Campaigns & Execution

Trade Show Marketing: How to Improve Your Results

trade show marketingLet’s face it — for many companies, trade show marketing can be a nightmare.

Here’s the scenario:  You’re investing in an important industry trade show.  Along with booth rental fees, you’re also investing in travel, food & lodging, insurance, event setup, sales materials, and booth production.  Primed with freshly-printed marketing materials, your reps attend the show and come back with stacks of business cards and plenty of enthusiasm.

Yet in the busy weeks that follow, you know that leads are falling through the cracks.  Months afterward, you’re not exactly sure what the show has produced.  Was it worth all the time and effort?

Trade Show Marketing is Big Business

Believe it or not, this scenario is very common.  And yet B to B magazine reports that trade show revenues grew 8.9% in 2005 to more than $9.8 billion.  So they must work for a lot of companies.  But they could work a lot more effectively.

With a solid strategy and plan, trade shows can produce a large percentage of your annual leads.  And you don’t have to scratch your head and wonder whether you’re wasting your money.  Before anyone packs a bag, make sure you have a tracking and measurement program in place.

7 Steps to Improve Trade Show Marketing Results

Here’s a process to get you started:

1.  Know your purpose.

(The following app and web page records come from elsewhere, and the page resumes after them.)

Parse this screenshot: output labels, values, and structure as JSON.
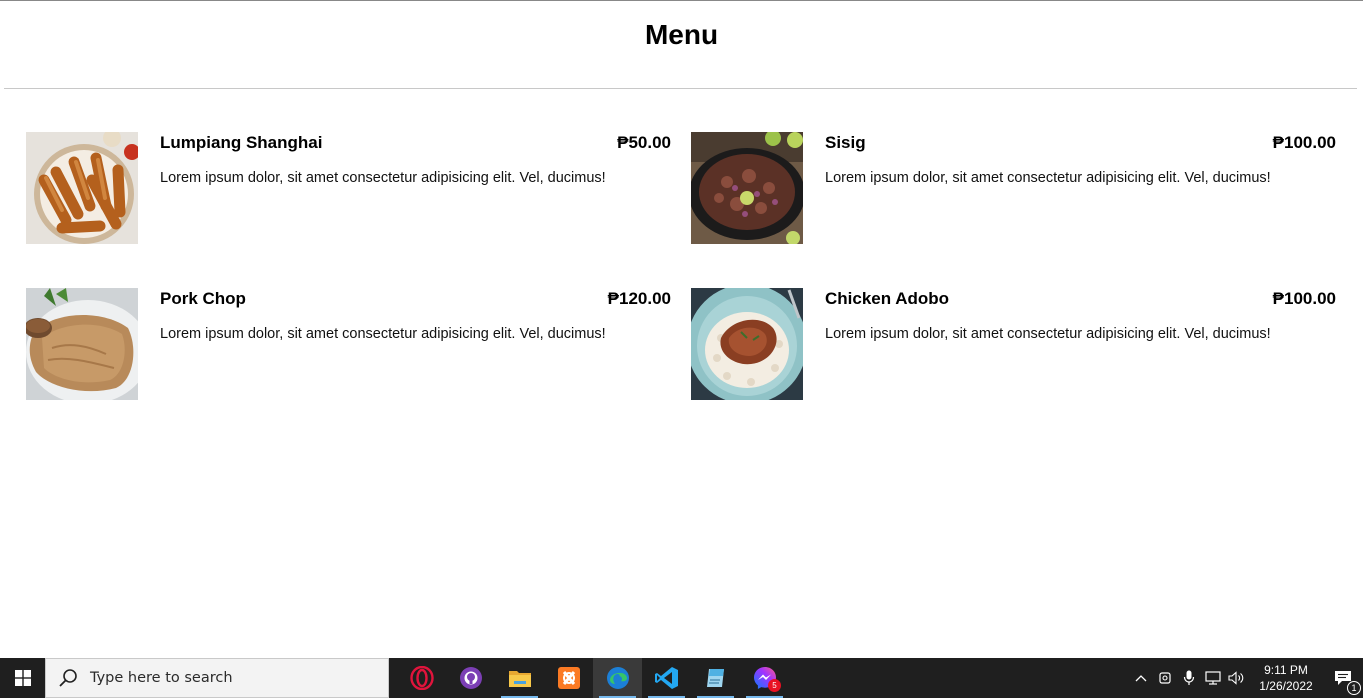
{
  "page": {
    "title": "Menu"
  },
  "menu": {
    "items": [
      {
        "name": "Lumpiang Shanghai",
        "price": "₱50.00",
        "description": "Lorem ipsum dolor, sit amet consectetur adipisicing elit. Vel, ducimus!",
        "image": "lumpia-photo"
      },
      {
        "name": "Sisig",
        "price": "₱100.00",
        "description": "Lorem ipsum dolor, sit amet consectetur adipisicing elit. Vel, ducimus!",
        "image": "sisig-photo"
      },
      {
        "name": "Pork Chop",
        "price": "₱120.00",
        "description": "Lorem ipsum dolor, sit amet consectetur adipisicing elit. Vel, ducimus!",
        "image": "pork-chop-photo"
      },
      {
        "name": "Chicken Adobo",
        "price": "₱100.00",
        "description": "Lorem ipsum dolor, sit amet consectetur adipisicing elit. Vel, ducimus!",
        "image": "chicken-adobo-photo"
      }
    ]
  },
  "taskbar": {
    "search_placeholder": "Type here to search",
    "apps": [
      "opera-icon",
      "github-desktop-icon",
      "file-explorer-icon",
      "xampp-icon",
      "edge-icon",
      "vscode-icon",
      "notepad-icon",
      "messenger-icon"
    ],
    "messenger_badge": "5",
    "clock": {
      "time": "9:11 PM",
      "date": "1/26/2022"
    },
    "notification_count": "1"
  },
  "colors": {
    "taskbar_bg": "#1f1f1f",
    "accent": "#76b9ed",
    "badge_red": "#e81123"
  }
}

Are you looking to generate new customers, connect with potential partners, raise your profile, launch a new product or service?  This simple question can dramatically change who attends the show, the budget, and your activities when you’re there.

2.  Define your goals. For example, how many new customers should you generate?  How many qualified leads will you need to reach that goal?  And do you have any qualitative goals for the event?  When you start with very specific goals, your team can execute and track against them.

3.  Make sure the event is a good match for your goals. For example, if you need to generate a certain number of leads, make sure the pool of attendees is large enough to hit that number.  Carefully look at demographics as well – are there enough attendees that match your criteria to make it worth your while?

Once you’ve defined your goals and chosen your event, develop a process for tracking and evaluating your success.

4.  Develop a ranking system for your leads. One of the easiest ways to make sure you follow up with all legitimate leads is to categorize and prioritize them.

    • Group A:  Top priority / hot
    • Group B:  Second priority / warm
    • Group C:  Third priority / cool

For each lead group, decide on these variables:

    • What are the criteria for the leads that will be categorized in the group?
    • What sales tools & literature will you need to deliver to these leads at the show?

5.  Document how you’ll follow up with leads in each group.
Will everyone handle every lead group or will a particular rep be responsible for group A while another rep handles group C?

There are 6 key questions to keep in mind as you develop this process:

    • How quickly you’ll follow up
    • What fulfillment materials you’ll need
    • How leads will be distributed
    • How you’ll report on your results
    • Who will monitor and manage the process to make sure it’s working
    • Who is ultimately responsible for the success of the process

Here’s a great way to figure out these details:  Create a hypothetical scenario for each lead group.  Walk through each interaction you’ll have with the lead and document every step.

6.  Discuss the ranking system, event goals, evaluation metrics, and lead criteria with everyone attending and supervising the event. This is the time to discuss roles, tasks, and followup responsibilities.  Make sure everyone understands and contributes to the process.

Now you can focus on execution!  But don’t forget …

7.  Measure your results. Follow your tracking procedure and let the numbers do the talking.  Did you accomplish your goals?  Why or why not?  What was your ROI from the event and should you attend next year?  You may also want to put together a questionnaire for the reps who attended — then you can capture their perceptions and rate the event internally.

Do you have other recommendations for our readers?  Let me know or post a comment below.  In addition, here are a few related posts that can help:

    • How to use metrics to improve your performance
    • How to document your sales process
    • Why documenting your sales process can improve your revenue



Learn More